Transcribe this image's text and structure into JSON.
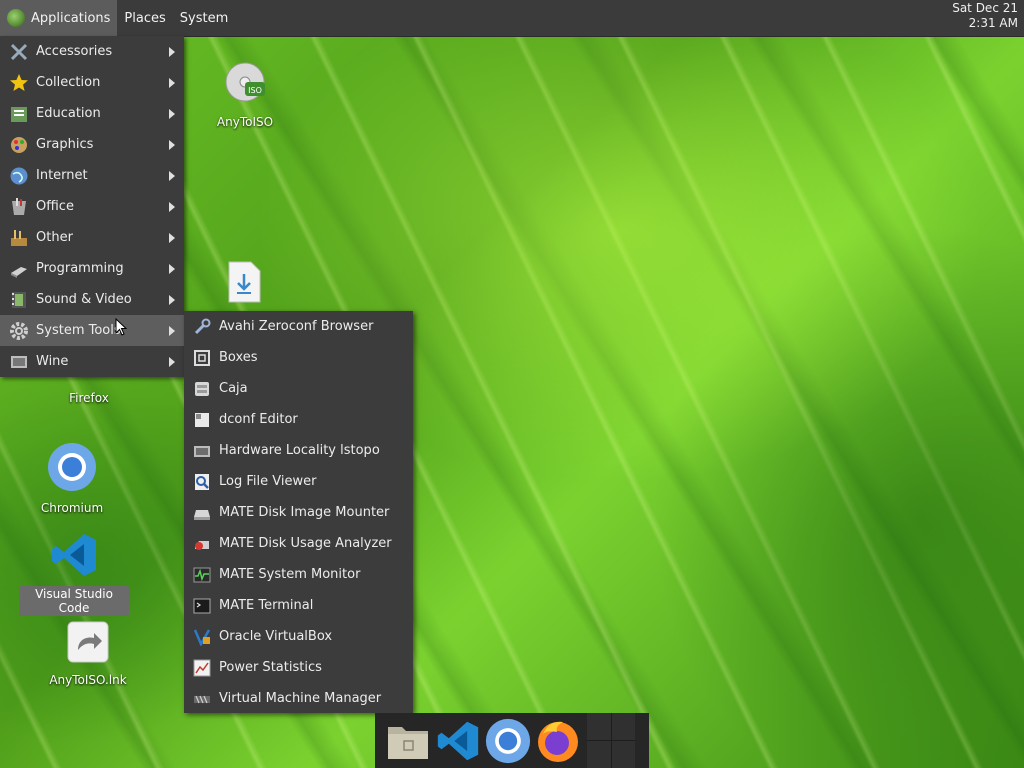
{
  "panel": {
    "menus": [
      "Applications",
      "Places",
      "System"
    ],
    "clock": {
      "date": "Sat Dec 21",
      "time": "2:31 AM"
    }
  },
  "desktop": {
    "icons": [
      {
        "label": "AnyToISO",
        "icon": "disc-iso-icon"
      },
      {
        "label": "",
        "icon": "download-file-icon"
      },
      {
        "label": "Firefox",
        "icon": "firefox-icon"
      },
      {
        "label": "Chromium",
        "icon": "chromium-icon"
      },
      {
        "label": "Visual Studio Code",
        "icon": "vscode-icon",
        "selected": true
      },
      {
        "label": "AnyToISO.lnk",
        "icon": "shortcut-icon"
      }
    ]
  },
  "applications_menu": {
    "items": [
      {
        "label": "Accessories",
        "icon": "accessories-icon"
      },
      {
        "label": "Collection",
        "icon": "star-icon"
      },
      {
        "label": "Education",
        "icon": "education-icon"
      },
      {
        "label": "Graphics",
        "icon": "graphics-icon"
      },
      {
        "label": "Internet",
        "icon": "globe-icon"
      },
      {
        "label": "Office",
        "icon": "office-icon"
      },
      {
        "label": "Other",
        "icon": "other-icon"
      },
      {
        "label": "Programming",
        "icon": "programming-icon"
      },
      {
        "label": "Sound & Video",
        "icon": "film-icon"
      },
      {
        "label": "System Tools",
        "icon": "gear-icon",
        "hover": true
      },
      {
        "label": "Wine",
        "icon": "wine-icon"
      }
    ]
  },
  "system_tools_submenu": {
    "items": [
      {
        "label": "Avahi Zeroconf Browser",
        "icon": "wrench-icon"
      },
      {
        "label": "Boxes",
        "icon": "boxes-icon"
      },
      {
        "label": "Caja",
        "icon": "file-manager-icon"
      },
      {
        "label": "dconf Editor",
        "icon": "dconf-icon"
      },
      {
        "label": "Hardware Locality lstopo",
        "icon": "hardware-icon"
      },
      {
        "label": "Log File Viewer",
        "icon": "log-viewer-icon"
      },
      {
        "label": "MATE Disk Image Mounter",
        "icon": "disk-mounter-icon"
      },
      {
        "label": "MATE Disk Usage Analyzer",
        "icon": "disk-usage-icon"
      },
      {
        "label": "MATE System Monitor",
        "icon": "system-monitor-icon"
      },
      {
        "label": "MATE Terminal",
        "icon": "terminal-icon"
      },
      {
        "label": "Oracle VirtualBox",
        "icon": "virtualbox-icon"
      },
      {
        "label": "Power Statistics",
        "icon": "power-stats-icon"
      },
      {
        "label": "Virtual Machine Manager",
        "icon": "vm-manager-icon"
      }
    ]
  },
  "dock": {
    "items": [
      {
        "icon": "file-manager-icon"
      },
      {
        "icon": "vscode-icon"
      },
      {
        "icon": "chromium-icon"
      },
      {
        "icon": "firefox-icon"
      }
    ]
  }
}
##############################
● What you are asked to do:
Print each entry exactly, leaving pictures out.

● Response to this task:
Transcribe this image's text and structure into JSON.
{
  "panel": {
    "menus": [
      "Applications",
      "Places",
      "System"
    ],
    "clock": {
      "date": "Sat Dec 21",
      "time": "2:31 AM"
    }
  },
  "desktop": {
    "icons": [
      {
        "label": "AnyToISO",
        "icon": "disc-iso-icon"
      },
      {
        "label": "",
        "icon": "download-file-icon"
      },
      {
        "label": "Firefox",
        "icon": "firefox-icon"
      },
      {
        "label": "Chromium",
        "icon": "chromium-icon"
      },
      {
        "label": "Visual Studio Code",
        "icon": "vscode-icon",
        "selected": true
      },
      {
        "label": "AnyToISO.lnk",
        "icon": "shortcut-icon"
      }
    ]
  },
  "applications_menu": {
    "items": [
      {
        "label": "Accessories",
        "icon": "accessories-icon"
      },
      {
        "label": "Collection",
        "icon": "star-icon"
      },
      {
        "label": "Education",
        "icon": "education-icon"
      },
      {
        "label": "Graphics",
        "icon": "graphics-icon"
      },
      {
        "label": "Internet",
        "icon": "globe-icon"
      },
      {
        "label": "Office",
        "icon": "office-icon"
      },
      {
        "label": "Other",
        "icon": "other-icon"
      },
      {
        "label": "Programming",
        "icon": "programming-icon"
      },
      {
        "label": "Sound & Video",
        "icon": "film-icon"
      },
      {
        "label": "System Tools",
        "icon": "gear-icon",
        "hover": true
      },
      {
        "label": "Wine",
        "icon": "wine-icon"
      }
    ]
  },
  "system_tools_submenu": {
    "items": [
      {
        "label": "Avahi Zeroconf Browser",
        "icon": "wrench-icon"
      },
      {
        "label": "Boxes",
        "icon": "boxes-icon"
      },
      {
        "label": "Caja",
        "icon": "file-manager-icon"
      },
      {
        "label": "dconf Editor",
        "icon": "dconf-icon"
      },
      {
        "label": "Hardware Locality lstopo",
        "icon": "hardware-icon"
      },
      {
        "label": "Log File Viewer",
        "icon": "log-viewer-icon"
      },
      {
        "label": "MATE Disk Image Mounter",
        "icon": "disk-mounter-icon"
      },
      {
        "label": "MATE Disk Usage Analyzer",
        "icon": "disk-usage-icon"
      },
      {
        "label": "MATE System Monitor",
        "icon": "system-monitor-icon"
      },
      {
        "label": "MATE Terminal",
        "icon": "terminal-icon"
      },
      {
        "label": "Oracle VirtualBox",
        "icon": "virtualbox-icon"
      },
      {
        "label": "Power Statistics",
        "icon": "power-stats-icon"
      },
      {
        "label": "Virtual Machine Manager",
        "icon": "vm-manager-icon"
      }
    ]
  },
  "dock": {
    "items": [
      {
        "icon": "file-manager-icon"
      },
      {
        "icon": "vscode-icon"
      },
      {
        "icon": "chromium-icon"
      },
      {
        "icon": "firefox-icon"
      }
    ]
  }
}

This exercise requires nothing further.